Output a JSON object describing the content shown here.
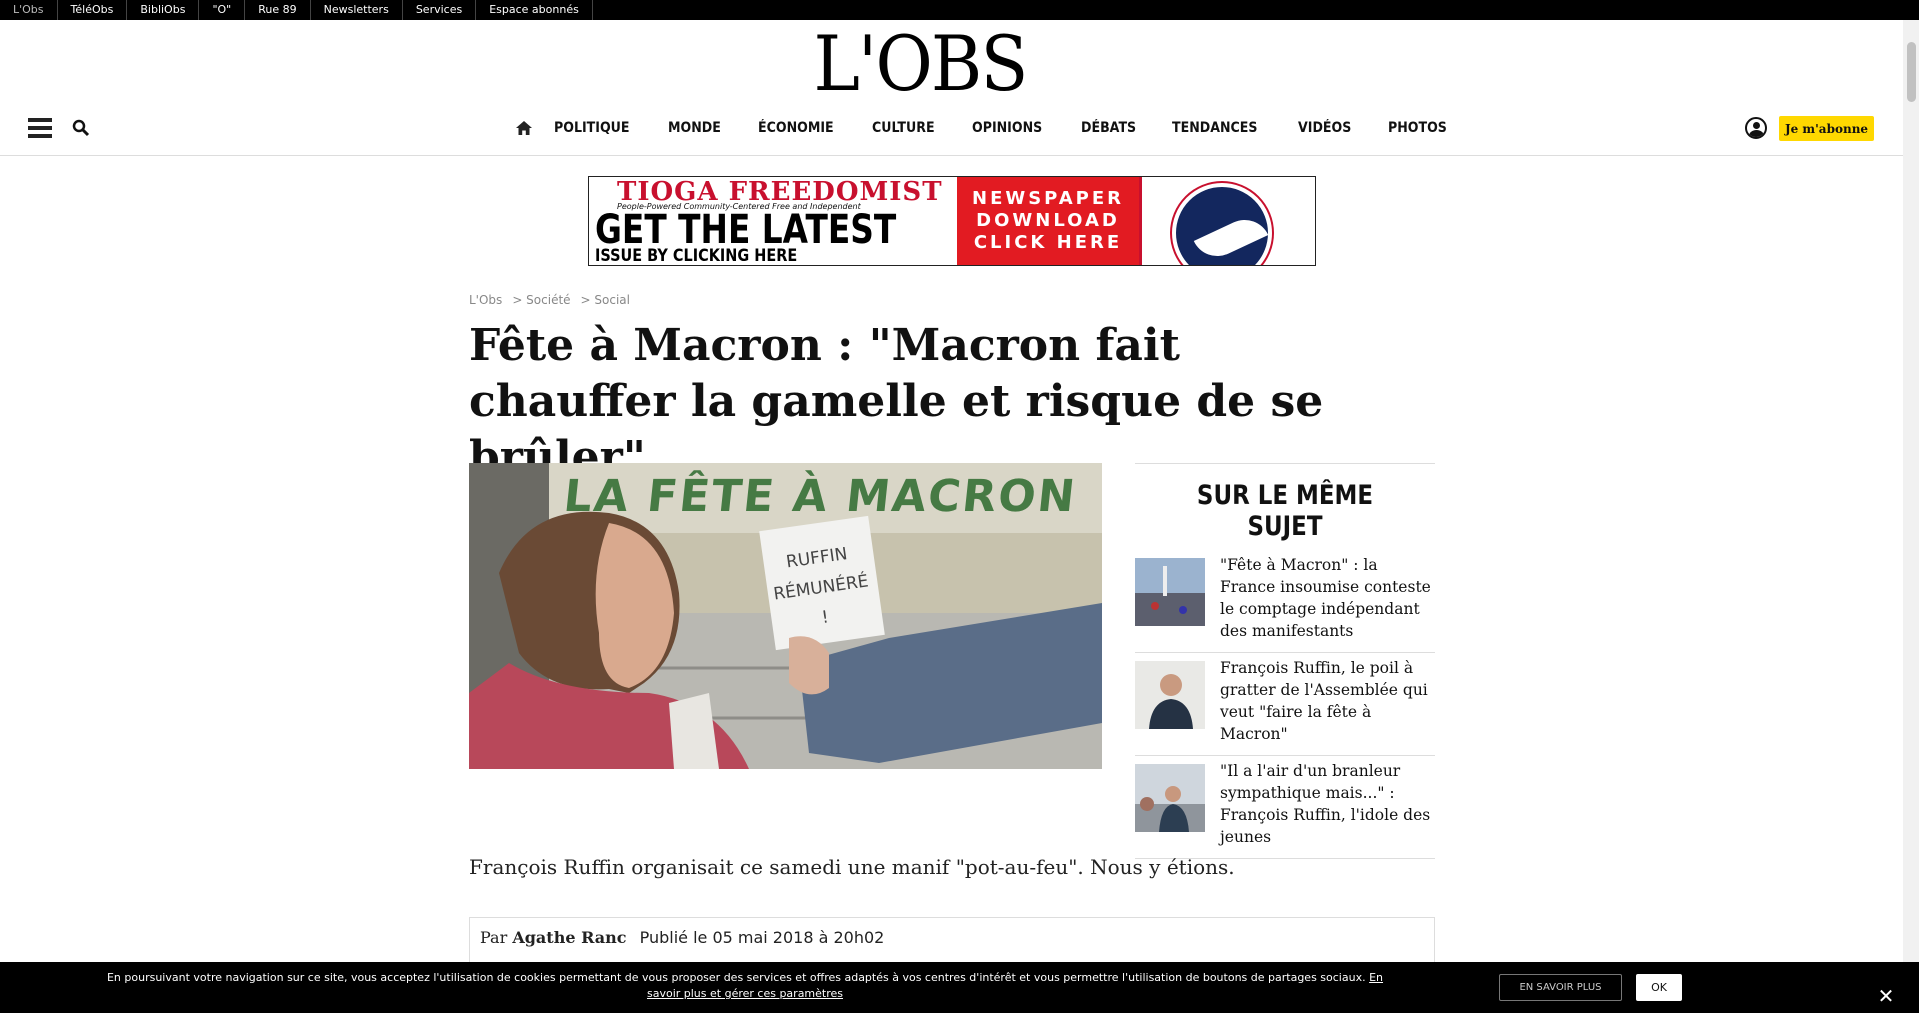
{
  "topbar": {
    "links": [
      "L'Obs",
      "TéléObs",
      "BibliObs",
      "\"O\"",
      "Rue 89",
      "Newsletters",
      "Services",
      "Espace abonnés"
    ]
  },
  "header": {
    "logo_text": "L'OBS",
    "nav": [
      "POLITIQUE",
      "MONDE",
      "ÉCONOMIE",
      "CULTURE",
      "OPINIONS",
      "DÉBATS",
      "TENDANCES",
      "VIDÉOS",
      "PHOTOS"
    ],
    "subscribe_label": "Je m'abonne"
  },
  "ad": {
    "brand": "TIOGA FREEDOMIST",
    "tagline": "People-Powered   Community-Centered   Free and Independent",
    "headline": "GET THE LATEST",
    "subline": "ISSUE BY CLICKING HERE",
    "cta_lines": [
      "NEWSPAPER",
      "DOWNLOAD",
      "CLICK HERE"
    ]
  },
  "breadcrumb": [
    "L'Obs",
    "> Société",
    "> Social"
  ],
  "article": {
    "title": "Fête à Macron : \"Macron fait chauffer la gamelle et risque de se brûler\"",
    "lead": "François Ruffin organisait ce samedi une manif \"pot-au-feu\". Nous y étions.",
    "byline_prefix": "Par",
    "author": "Agathe Ranc",
    "published": "Publié le 05 mai 2018 à 20h02",
    "image_banner_text": "LA FÊTE À MACRON",
    "image_sign_text": "RUFFIN RÉMUNÉRÉ !"
  },
  "sidebar": {
    "heading": "SUR LE MÊME SUJET",
    "items": [
      {
        "text": "\"Fête à Macron\" : la France insoumise conteste le comptage indépendant des manifestants"
      },
      {
        "text": "François Ruffin, le poil à gratter de l'Assemblée qui veut \"faire la fête à Macron\""
      },
      {
        "text": "\"Il a l'air d'un branleur sympathique mais...\" : François Ruffin, l'idole des jeunes"
      }
    ]
  },
  "cookie": {
    "message": "En poursuivant votre navigation sur ce site, vous acceptez l'utilisation de cookies permettant de vous proposer des services et offres adaptés à vos centres d'intérêt et vous permettre l'utilisation de boutons de partages sociaux.",
    "link": "En savoir plus et gérer ces paramètres",
    "more_label": "EN SAVOIR PLUS",
    "ok_label": "OK",
    "close_glyph": "✕"
  },
  "colors": {
    "accent_yellow": "#ffd800",
    "topbar": "#000000",
    "ad_red": "#e21b22"
  }
}
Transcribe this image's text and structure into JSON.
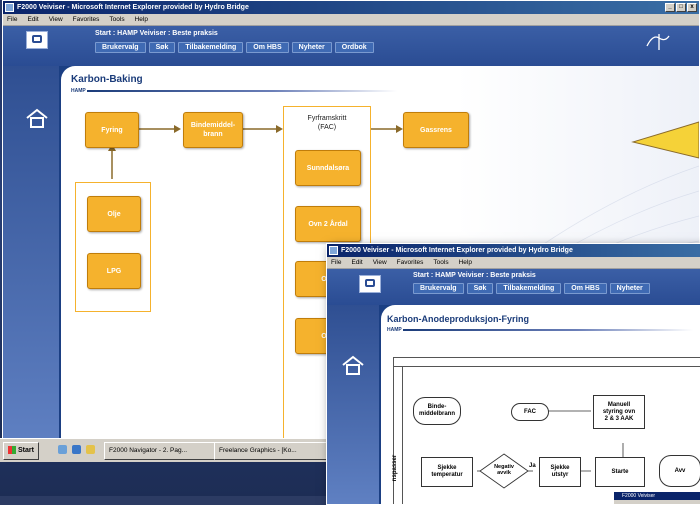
{
  "colors": {
    "accent": "#f5b22d",
    "title_bar": "#0a246a",
    "site_blue": "#1b3f83"
  },
  "back_window": {
    "title": "F2000 Veiviser - Microsoft Internet Explorer provided by Hydro Bridge",
    "menu": [
      "File",
      "Edit",
      "View",
      "Favorites",
      "Tools",
      "Help"
    ],
    "start_line": "Start : HAMP Veiviser : Beste praksis",
    "nav": [
      "Brukervalg",
      "Søk",
      "Tilbakemelding",
      "Om HBS",
      "Nyheter",
      "Ordbok"
    ],
    "page_title": "Karbon-Baking",
    "hamp_label": "HAMP",
    "flow": {
      "fyring": "Fyring",
      "bindemiddel": "Bindemiddel-\nbrann",
      "fyrframskritt": "Fyrframskritt\n(FAC)",
      "gassrens": "Gassrens",
      "olje": "Olje",
      "lpg": "LPG",
      "sunndalsora": "Sunndalsøra",
      "ovn2ardal": "Ovn 2 Årdal",
      "ovn_a": "Ovn",
      "ovn_b": "Ovn"
    }
  },
  "front_window": {
    "title": "F2000 Veiviser - Microsoft Internet Explorer provided by Hydro Bridge",
    "menu": [
      "File",
      "Edit",
      "View",
      "Favorites",
      "Tools",
      "Help"
    ],
    "start_line": "Start : HAMP Veiviser : Beste praksis",
    "nav": [
      "Brukervalg",
      "Søk",
      "Tilbakemelding",
      "Om HBS",
      "Nyheter"
    ],
    "page_title": "Karbon-Anodeproduksjon-Fyring",
    "hamp_label": "HAMP",
    "side_label": "nspasser",
    "flow": {
      "binde": "Binde-\nmiddelbrann",
      "fac": "FAC",
      "manuell": "Manuell\nstyring ovn\n2 & 3 AAK",
      "sjekke_temp": "Sjekke\ntemperatur",
      "negativ": "Negativ\navvik",
      "ja": "Ja",
      "sjekke_utstyr": "Sjekke\nutstyr",
      "starte": "Starte",
      "avv": "Avv"
    },
    "mini_window_title": "F2000 Veiviser"
  },
  "taskbar": {
    "start": "Start",
    "items": [
      "F2000 Navigator - 2. Pag...",
      "Freelance Graphics - [Ko..."
    ]
  }
}
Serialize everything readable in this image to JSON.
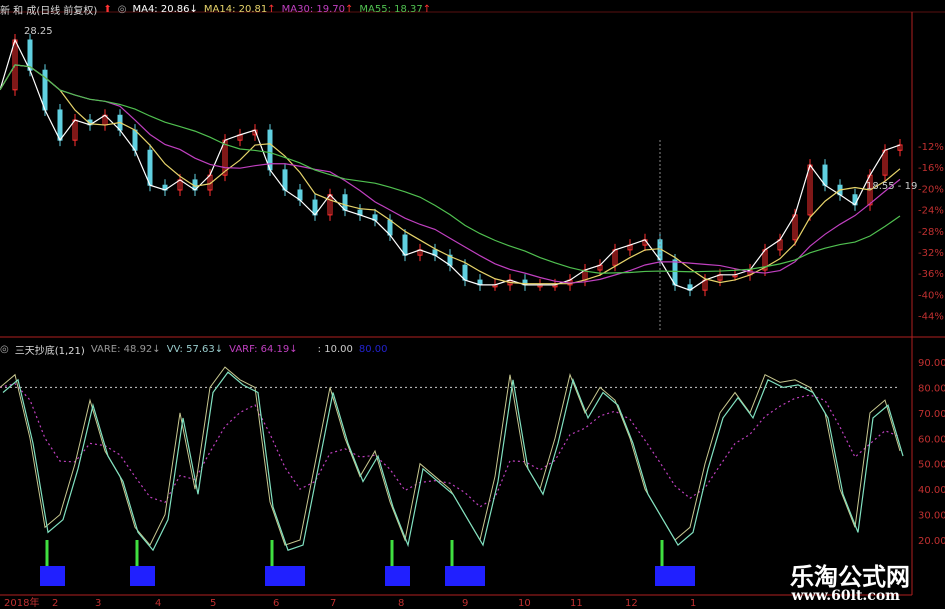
{
  "price_header": {
    "title": "新 和 成(日线 前复权)",
    "ma4": "MA4: 20.86",
    "ma14": "MA14: 20.81",
    "ma30": "MA30: 19.70",
    "ma55": "MA55: 18.37",
    "arrow_down": "↓",
    "arrow_up": "↑"
  },
  "indicator_header": {
    "title": "三天抄底(1,21)",
    "vare": "VARE: 48.92",
    "vv": "VV: 57.63",
    "varf": "VARF: 64.19",
    "extra": ": 10.00",
    "extra2": "80.00",
    "arrow_down": "↓"
  },
  "high_label": "28.25",
  "cursor_label": "18.55 - 19",
  "colors": {
    "ma4": "#ffffff",
    "ma14": "#e6d36a",
    "ma30": "#c040c0",
    "ma55": "#50c050",
    "up": "#ff3030",
    "down": "#60d0e0",
    "axis": "#b02020",
    "signal": "#2020ff"
  },
  "watermark": {
    "name": "乐淘公式网",
    "url": "www.60lt.com"
  },
  "chart_data": [
    {
      "type": "line",
      "title": "新 和 成(日线 前复权)",
      "yaxis_unit": "%",
      "ylim": [
        -46,
        10
      ],
      "yticks": [
        "-12%",
        "-16%",
        "-20%",
        "-24%",
        "-28%",
        "-32%",
        "-36%",
        "-40%",
        "-44%"
      ],
      "xticks": [
        "2018年",
        "2",
        "3",
        "4",
        "5",
        "6",
        "7",
        "8",
        "9",
        "10",
        "11",
        "12",
        "1"
      ],
      "close": [
        -1.4,
        8.0,
        2.3,
        -5.2,
        -10.9,
        -7.1,
        -8.0,
        -6.2,
        -9.0,
        -12.8,
        -19.4,
        -20.3,
        -18.4,
        -20.3,
        -17.5,
        -10.9,
        -9.9,
        -9.0,
        -16.5,
        -20.3,
        -22.2,
        -25.0,
        -21.2,
        -24.1,
        -25.0,
        -26.0,
        -28.8,
        -32.6,
        -31.6,
        -32.6,
        -34.5,
        -37.3,
        -38.2,
        -38.2,
        -37.3,
        -38.2,
        -38.2,
        -38.2,
        -37.3,
        -35.4,
        -34.5,
        -31.6,
        -30.7,
        -29.7,
        -33.5,
        -38.2,
        -39.2,
        -37.3,
        -36.3,
        -36.3,
        -35.4,
        -31.6,
        -29.7,
        -25.0,
        -15.6,
        -19.4,
        -21.2,
        -23.1,
        -17.5,
        -12.8,
        -11.8
      ],
      "series": [
        {
          "name": "MA4",
          "period": 4
        },
        {
          "name": "MA14",
          "period": 14
        },
        {
          "name": "MA30",
          "period": 30
        },
        {
          "name": "MA55",
          "period": 55
        }
      ]
    },
    {
      "type": "line",
      "title": "三天抄底(1,21)",
      "ylim": [
        15,
        95
      ],
      "yticks": [
        "90.00",
        "80.00",
        "70.00",
        "60.00",
        "50.00",
        "40.00",
        "30.00",
        "20.00"
      ],
      "reference_line": 80,
      "vare": [
        80,
        85,
        60,
        25,
        30,
        50,
        75,
        55,
        45,
        25,
        18,
        30,
        70,
        40,
        80,
        88,
        83,
        80,
        35,
        18,
        20,
        50,
        80,
        60,
        45,
        55,
        35,
        20,
        50,
        45,
        40,
        30,
        20,
        45,
        85,
        50,
        40,
        60,
        85,
        70,
        80,
        75,
        60,
        40,
        30,
        20,
        25,
        50,
        70,
        78,
        70,
        85,
        82,
        83,
        80,
        70,
        40,
        25,
        70,
        75,
        55
      ],
      "signal_ranges": [
        [
          3,
          4
        ],
        [
          9,
          10
        ],
        [
          18,
          20
        ],
        [
          26,
          27
        ],
        [
          30,
          32
        ],
        [
          44,
          46
        ]
      ]
    }
  ]
}
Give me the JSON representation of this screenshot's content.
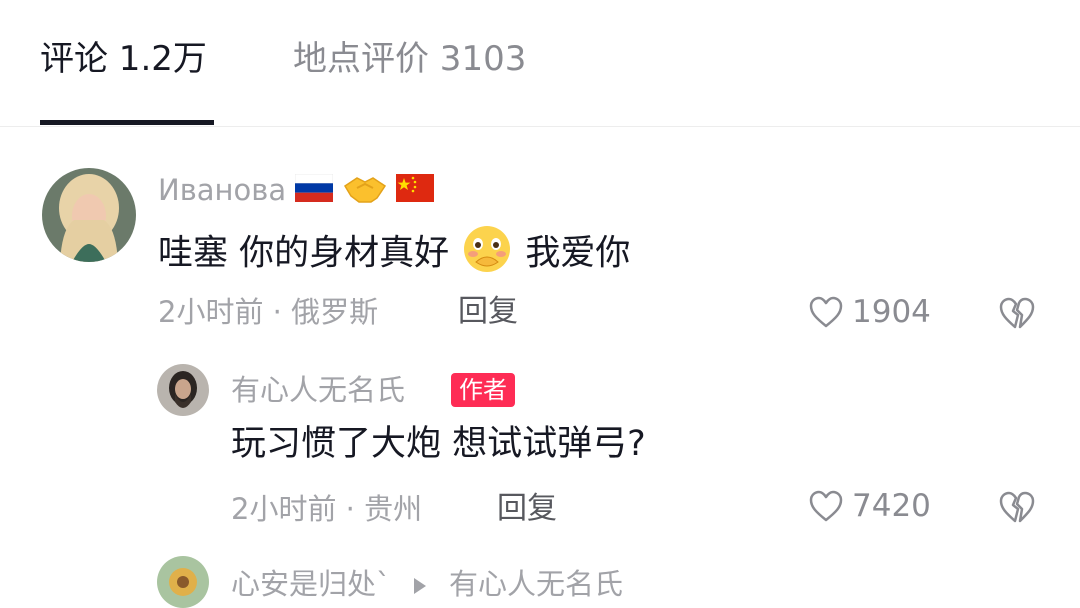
{
  "tabs": [
    {
      "label": "评论 1.2万"
    },
    {
      "label": "地点评价 3103"
    }
  ],
  "comments": [
    {
      "username": "Иванова",
      "username_icons": [
        "russia-flag-icon",
        "handshake-icon",
        "china-flag-icon"
      ],
      "text_before": "哇塞 你的身材真好",
      "text_emoji": "shy-face-icon",
      "text_after": "我爱你",
      "meta": "2小时前 · 俄罗斯",
      "reply_label": "回复",
      "likes": "1904"
    }
  ],
  "replies": [
    {
      "username": "有心人无名氏",
      "badge": "作者",
      "text": "玩习惯了大炮 想试试弹弓?",
      "meta": "2小时前 · 贵州",
      "reply_label": "回复",
      "likes": "7420"
    },
    {
      "username": "心安是归处`",
      "reply_to": "有心人无名氏"
    }
  ],
  "colors": {
    "accent": "#fe2c55",
    "text_primary": "#161823",
    "text_secondary": "#a2a3a8"
  }
}
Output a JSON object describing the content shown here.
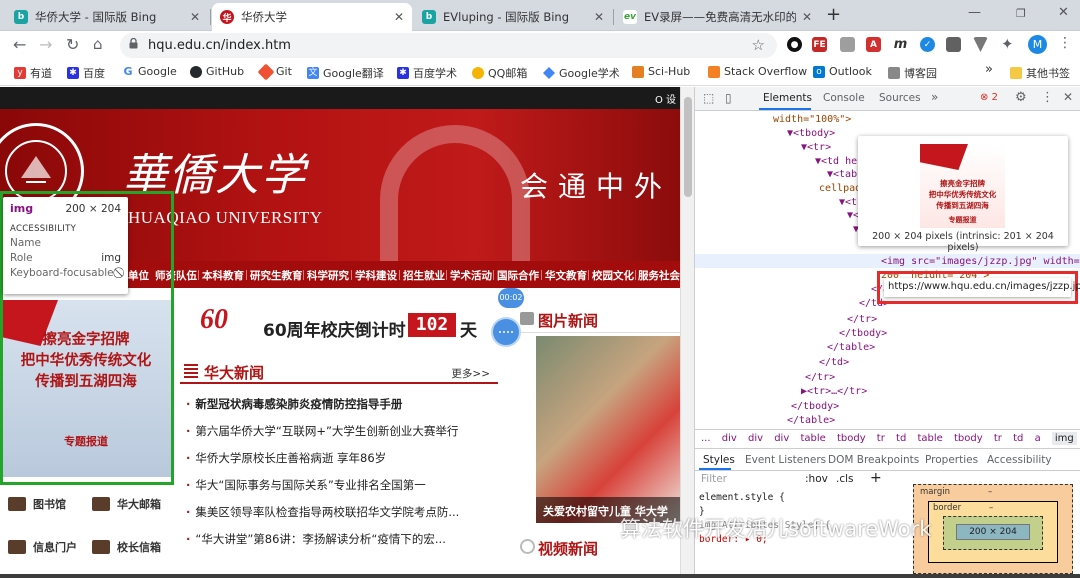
{
  "browser": {
    "tabs": [
      {
        "title": "华侨大学 - 国际版 Bing",
        "active": false
      },
      {
        "title": "华侨大学",
        "active": true
      },
      {
        "title": "EVluping - 国际版 Bing",
        "active": false
      },
      {
        "title": "EV录屏——免费高清无水印的屏",
        "active": false
      }
    ],
    "new_tab": "+",
    "url": "hqu.edu.cn/index.htm",
    "profile_initial": "M",
    "extensions": [
      "FE"
    ],
    "bookmarks": [
      {
        "label": "有道",
        "color": "#e53935"
      },
      {
        "label": "百度",
        "color": "#2932e1"
      },
      {
        "label": "Google",
        "color": "#4285f4"
      },
      {
        "label": "GitHub",
        "color": "#24292e"
      },
      {
        "label": "Git",
        "color": "#f05133"
      },
      {
        "label": "Google翻译",
        "color": "#4285f4"
      },
      {
        "label": "百度学术",
        "color": "#2932e1"
      },
      {
        "label": "QQ邮箱",
        "color": "#f4b400"
      },
      {
        "label": "Google学术",
        "color": "#4285f4"
      },
      {
        "label": "Sci-Hub",
        "color": "#e67e22"
      },
      {
        "label": "Stack Overflow",
        "color": "#f48024"
      },
      {
        "label": "Outlook",
        "color": "#0078d4"
      },
      {
        "label": "博客园",
        "color": "#888888"
      }
    ],
    "bookmarks_more": "»",
    "other_bookmarks": "其他书签"
  },
  "page": {
    "banner": {
      "school_cn": "華僑大学",
      "school_en": "HUAQIAO UNIVERSITY",
      "motto": "会通中外",
      "logo_text": "HUAQIAO UNIVERSITY"
    },
    "top_right": "O 设",
    "nav": [
      "单位",
      "师资队伍",
      "本科教育",
      "研究生教育",
      "科学研究",
      "学科建设",
      "招生就业",
      "学术活动",
      "国际合作",
      "华文教育",
      "校园文化",
      "服务社会"
    ],
    "ad": {
      "lines": [
        "擦亮金字招牌",
        "把中华优秀传统文化",
        "传播到五湖四海"
      ],
      "foot": "专题报道"
    },
    "tooltip": {
      "tag": "img",
      "size": "200 × 204",
      "section": "ACCESSIBILITY",
      "rows": [
        {
          "k": "Name",
          "v": ""
        },
        {
          "k": "Role",
          "v": "img"
        },
        {
          "k": "Keyboard-focusable",
          "v": "⃠"
        }
      ]
    },
    "quick_links": [
      {
        "label": "图书馆"
      },
      {
        "label": "华大邮箱"
      },
      {
        "label": "信息门户"
      },
      {
        "label": "校长信箱"
      }
    ],
    "countdown": {
      "logo": "60",
      "text": "60周年校庆倒计时",
      "days": "102",
      "unit": "天"
    },
    "news": {
      "title": "华大新闻",
      "more": "更多>>",
      "items": [
        {
          "text": "新型冠状病毒感染肺炎疫情防控指导手册",
          "bold": true
        },
        {
          "text": "第六届华侨大学“互联网+”大学生创新创业大赛举行",
          "bold": false
        },
        {
          "text": "华侨大学原校长庄善裕病逝 享年86岁",
          "bold": false
        },
        {
          "text": "华大“国际事务与国际关系”专业排名全国第一",
          "bold": false
        },
        {
          "text": "集美区领导率队检查指导两校联招华文学院考点防...",
          "bold": false
        },
        {
          "text": "“华大讲堂”第86讲：李扬解读分析“疫情下的宏...",
          "bold": false
        }
      ]
    },
    "photo": {
      "title": "图片新闻",
      "caption": "关爱农村留守儿童 华大学"
    },
    "video": {
      "title": "视频新闻"
    },
    "timer": "00:02"
  },
  "devtools": {
    "tabs": [
      "Elements",
      "Console",
      "Sources",
      "»"
    ],
    "errors": "2",
    "dom_lines": [
      {
        "indent": 6,
        "html": "width=\"100%\">"
      },
      {
        "indent": 7,
        "html": "▼<tbody>"
      },
      {
        "indent": 8,
        "html": "▼<tr>"
      },
      {
        "indent": 9,
        "html": "▼<td heig"
      },
      {
        "indent": 10,
        "html": "▼<table"
      },
      {
        "indent": 10,
        "html": "cellpad"
      },
      {
        "indent": 11,
        "html": "▼<tbo"
      },
      {
        "indent": 12,
        "html": "▼<t"
      },
      {
        "indent": 13,
        "html": "▼<"
      },
      {
        "indent": 14,
        "html": "<img src=\"images/jzzp.jpg\" width="
      },
      {
        "indent": 14,
        "html": "200\" height=\"204\">"
      },
      {
        "indent": 13,
        "html": "</a>"
      },
      {
        "indent": 12,
        "html": "</td>"
      },
      {
        "indent": 11,
        "html": "</tr>"
      },
      {
        "indent": 10,
        "html": "</tbody>"
      },
      {
        "indent": 9,
        "html": "</table>"
      },
      {
        "indent": 8,
        "html": "</td>"
      },
      {
        "indent": 7,
        "html": "</tr>"
      },
      {
        "indent": 7,
        "html": "▶<tr>…</tr>"
      },
      {
        "indent": 6,
        "html": "</tbody>"
      },
      {
        "indent": 5,
        "html": "</table>"
      }
    ],
    "preview_caption": "200 × 204 pixels (intrinsic: 201 × 204 pixels)",
    "url_tip": "https://www.hqu.edu.cn/images/jzzp.jpg",
    "preview_lines": [
      "擦亮金字招牌",
      "把中华优秀传统文化",
      "传播到五湖四海",
      "专题报道"
    ],
    "breadcrumbs": [
      "...",
      "div",
      "div",
      "div",
      "table",
      "tbody",
      "tr",
      "td",
      "table",
      "tbody",
      "tr",
      "td",
      "a",
      "img"
    ],
    "style_tabs": [
      "Styles",
      "Event Listeners",
      "DOM Breakpoints",
      "Properties",
      "Accessibility"
    ],
    "filter_placeholder": "Filter",
    "hov": ":hov",
    "cls": ".cls",
    "plus": "+",
    "css_rules": [
      "element.style {",
      "}",
      "img[Attributes Style] {",
      "  border: ▸ 0;"
    ],
    "boxmodel": {
      "margin": "margin",
      "border": "border",
      "padding": "padding",
      "content": "200 × 204",
      "dash": "–"
    }
  },
  "watermark": "算法软件开发活儿softwareWork"
}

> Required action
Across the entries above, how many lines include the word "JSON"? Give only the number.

> Answer to this problem
5